In a Nov. 3 B.C. Supreme Court notice of civil claim, Dr. Carin Bondar alleged Barry Neufeld called her a "striptease artist" in comments made Sept. 6 on a public Zoom meeting called Empower Hour. That's a program hosted by Action4Canada, an organization that the claim said promotes Canada's Judeo-Christian heritage.
"The defamatory statement is false," the claim said. "Dr. Bondar is not a strip-tease artist. She is a science communicator who uses pop culture and other forms of creative expression to encourage science literacy."
In a new court application, Neufeld said that Bondar's YouTube performances are" vulgar, pornographic, degrading to women, a bad example to children, immoral and inappropriate for public officials, especially school board trustees."
And he believes knowledge of such conduct is in the public interest and that his characterization of it is factually correct or a reasonably grounded personal impression.
"Any public comments made by the defendant (Neufeld) reflect his personal impression and would be understood by the general public in the nature of editorial comment rather than an assertion of fact," the application said.
So, Neufeld applied to have the case dismissed under the Protection of Public Participation Act (PPPA).
A Canadian Bar Association column describes the B.C. law as one that "targets litigation aimed at silencing debate on issues of public interest — i.e., strategic litigation against public participation or 'SLAPP' lawsuits."
SLAPP means "strategic litigation against public participation."
"The PPPA may provide legal protection to individuals who have had proceedings commenced against them for expressing themselves on matters of public interest," the CBA article said.
"Litigation intended to punish and silence critics in the public arena is the very mischief the PPPA seeks to prevent," said Neufeld's application, which is set to be heard in court Feb. 6-7.
While Bondar, a University of the Fraser Valley instructor, was re-elected to the board in local elections on Oct. 15, Neufeld was not. She received the most votes of candidates while he finished 12th out of 15.
He was a trustee from 1992-2008 and from 2011-2022.
"During Mr. Neufeld's presentation, while discussing his preference of candidates for the upcoming Chilliwack school board trustee election, Mr. Neufeld referred to a fellow candidate as a "strip-tease artist," stating: "Richard Procee ran against that strip-tease artist in the by-election four years ago,'" the claim said.

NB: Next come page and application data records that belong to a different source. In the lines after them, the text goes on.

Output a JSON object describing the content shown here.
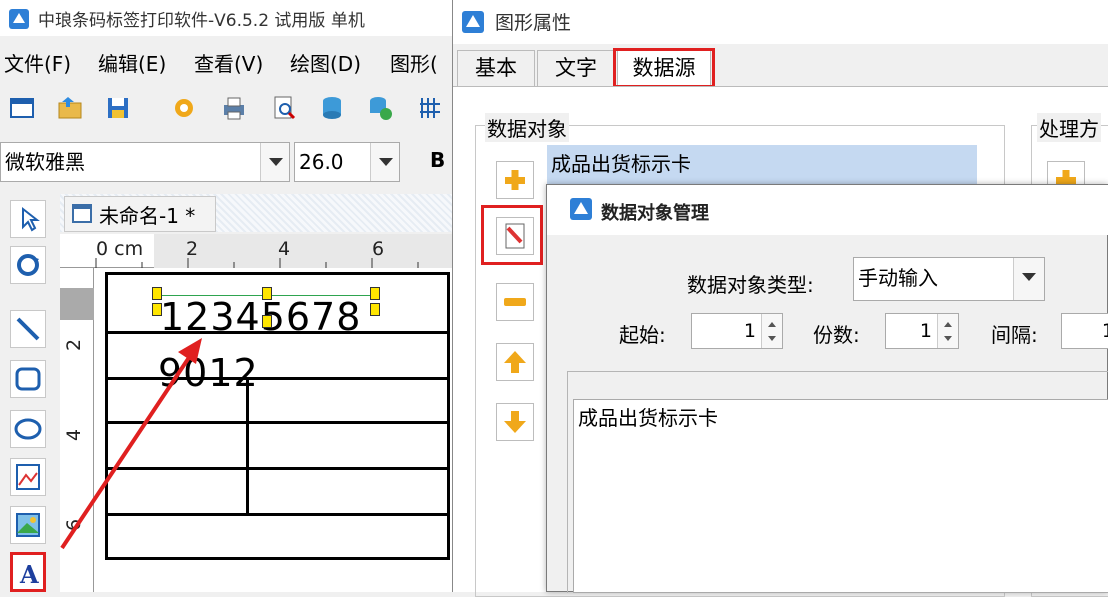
{
  "main_window": {
    "title": "中琅条码标签打印软件-V6.5.2 试用版 单机",
    "menu": [
      "文件(F)",
      "编辑(E)",
      "查看(V)",
      "绘图(D)",
      "图形("
    ],
    "font": {
      "family": "微软雅黑",
      "size": "26.0",
      "bold_label": "B"
    },
    "doc_tab": "未命名-1 *",
    "ruler": {
      "unit": "0 cm",
      "top_ticks": [
        "2",
        "4",
        "6"
      ],
      "left_ticks": [
        "2",
        "4",
        "6"
      ]
    },
    "label": {
      "text_line1": "12345678",
      "text_line2": "9012"
    }
  },
  "property_dialog": {
    "title": "图形属性",
    "tabs": [
      "基本",
      "文字",
      "数据源"
    ],
    "active_tab": "数据源",
    "group_label": "数据对象",
    "processing_label": "处理方",
    "data_item": "成品出货标示卡"
  },
  "data_manager": {
    "title": "数据对象管理",
    "type_label": "数据对象类型:",
    "type_value": "手动输入",
    "start_label": "起始:",
    "start_value": "1",
    "copies_label": "份数:",
    "copies_value": "1",
    "interval_label": "间隔:",
    "interval_value": "1",
    "content": "成品出货标示卡"
  },
  "colors": {
    "highlight": "#e02020",
    "handle": "#ffe600",
    "selection": "#c5d9f1"
  }
}
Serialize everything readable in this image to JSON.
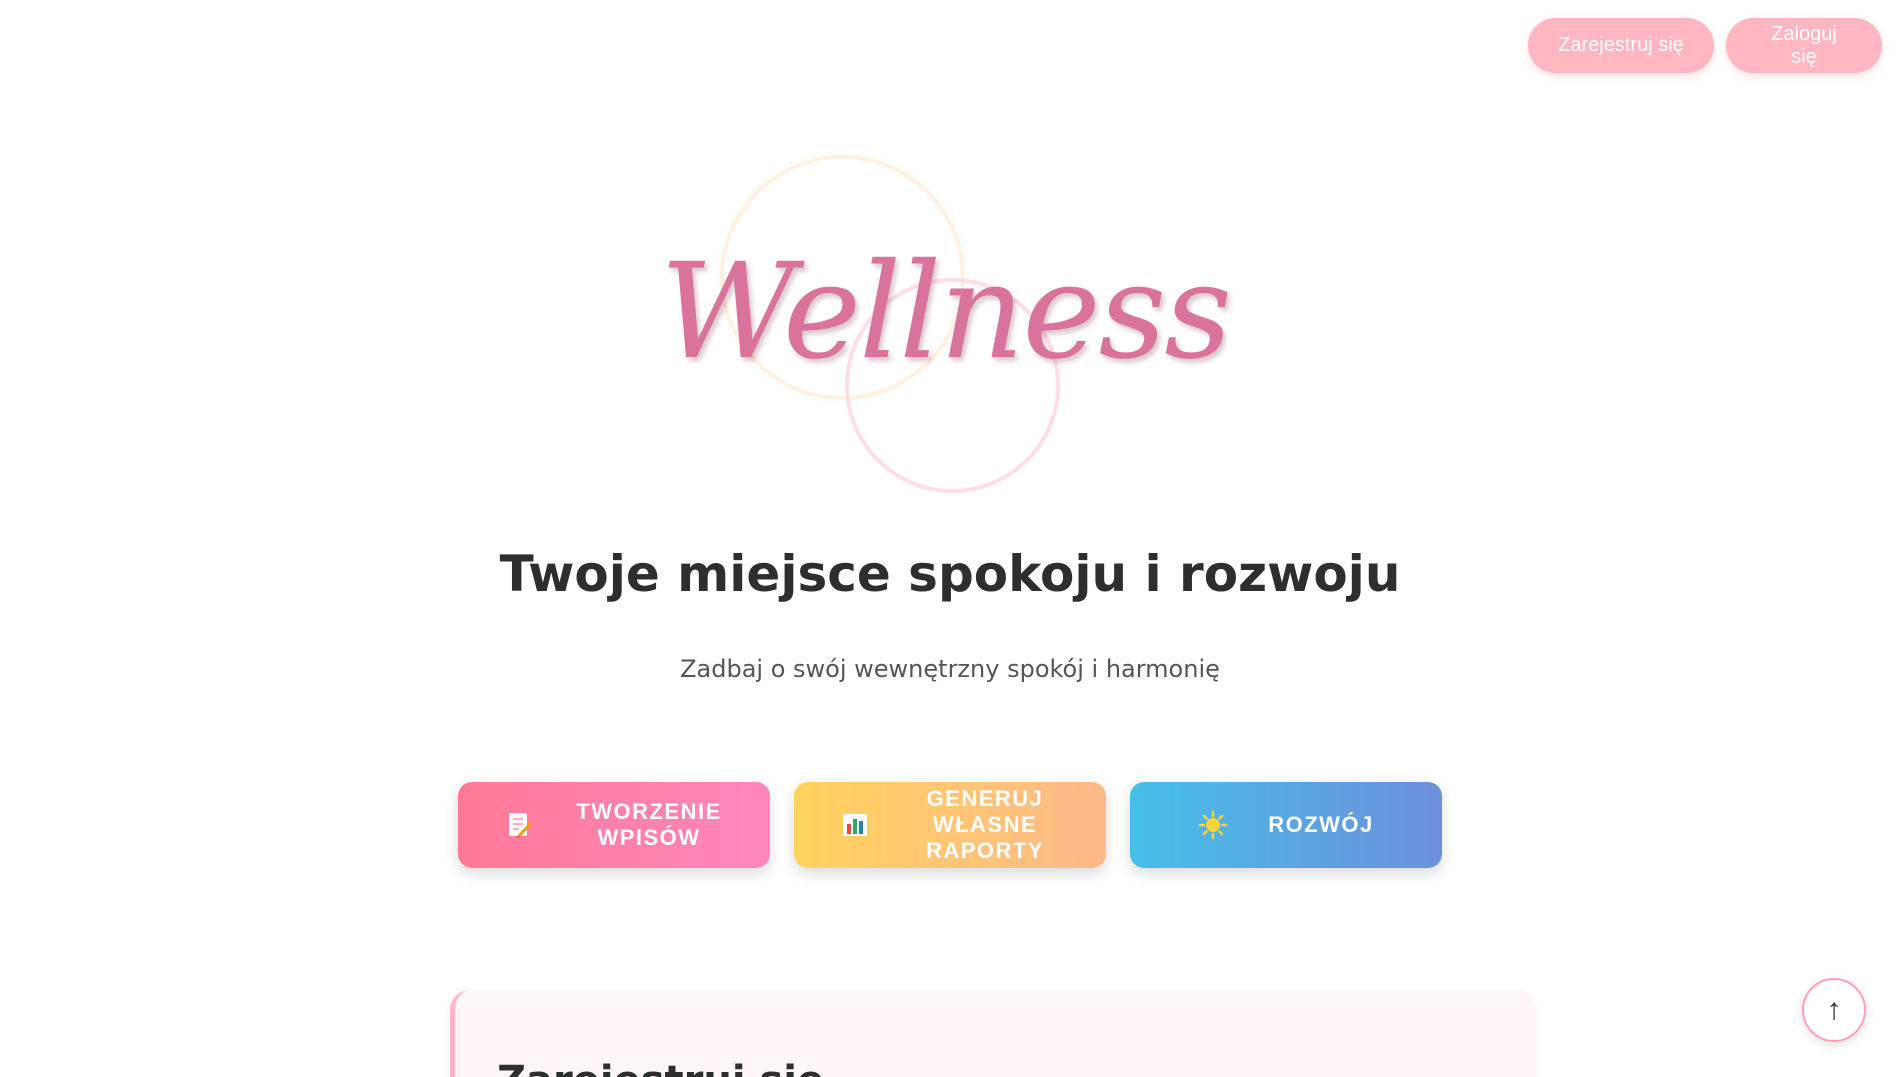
{
  "header": {
    "register_label": "Zarejestruj się",
    "login_label": "Zaloguj się"
  },
  "logo": {
    "text": "Wellness"
  },
  "hero": {
    "title": "Twoje miejsce spokoju i rozwoju",
    "subtitle": "Zadbaj o swój wewnętrzny spokój i harmonię"
  },
  "features": [
    {
      "label": "TWORZENIE WPISÓW",
      "icon": "memo-icon",
      "color": "#ff7a96"
    },
    {
      "label": "GENERUJ WŁASNE RAPORTY",
      "icon": "bar-chart-icon",
      "color": "#ffd25e"
    },
    {
      "label": "ROZWÓJ",
      "icon": "sun-icon",
      "color": "#45bfe8"
    }
  ],
  "card": {
    "title": "Zarejestruj się"
  },
  "scroll_top": {
    "glyph": "↑"
  },
  "colors": {
    "auth_button": "#ffb6c1",
    "logo": "#d9739c",
    "card_background": "#fff6f8"
  }
}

Bondar ran against Procee in the 2021 by-election for Chilliwack school board trustee.
Neufeld's application to dismiss the case filed by lawyer Paul Jaffe noted he attracted "considerable controversy" for his criticism of the Sexual Identification and Gender Ideology (SOGI 1-2-3) program.
"It has potential for serious adverse implications for children and should not be promoted in public schools," the application said.
The application said Neufeld faced "a hostile backlash from certain transgender activists, public sector unions and a number [of] politicians."
Further, it asserted, Bondar is a "passionate defender of SOGI 1-2-3 and a vociferous critic of the defendant since she entered the public arena."
The application said there was no mention of Bondar's name, and the "striptease artist" reference was only made in passing in the context of another subject. Further, it said, there had already been community controversy about "the plaintiff's highly sexualized performances on YouTube."
Bondar's claim and YouTube
Bondar's claim said she is not and has never been a strip-tease artist.
The claim said that, in one of her many educational YouTube videos, Bondar appears scantily clad.
"The video is a parody of a music video by pop singer Miley Cyrus, in which Cyrus is scantily clad. In Dr. Bondar's video, she sings a song about the science of evolution and the importance of relying on scientific evidence to understand the natural world. Dr. Bondar recreated many aspects of the video in her parody. The video is not a strip-tease video," the claim said.
The suit alleges that when Bondar ran for and was first elected as a school trustee, the video was used against her to malign her character and integrity based on how she dressed in a music video.
"Dr. Bondar has been the target of a persistent attack on the basis of her perceived inappropriate behaviour as a woman," the claim said. "One of the people who used the 2014 parody music video to malign Dr. Bondar's character and integrity in 2021 was Mr. Neufeld. Mr. Neufeld's statement on September 21, 2022, is only the most recent instance of such statements about Dr. Bondar."
The claim said Neufeld's use of the term "strip-tease artist" had a defamatory meaning.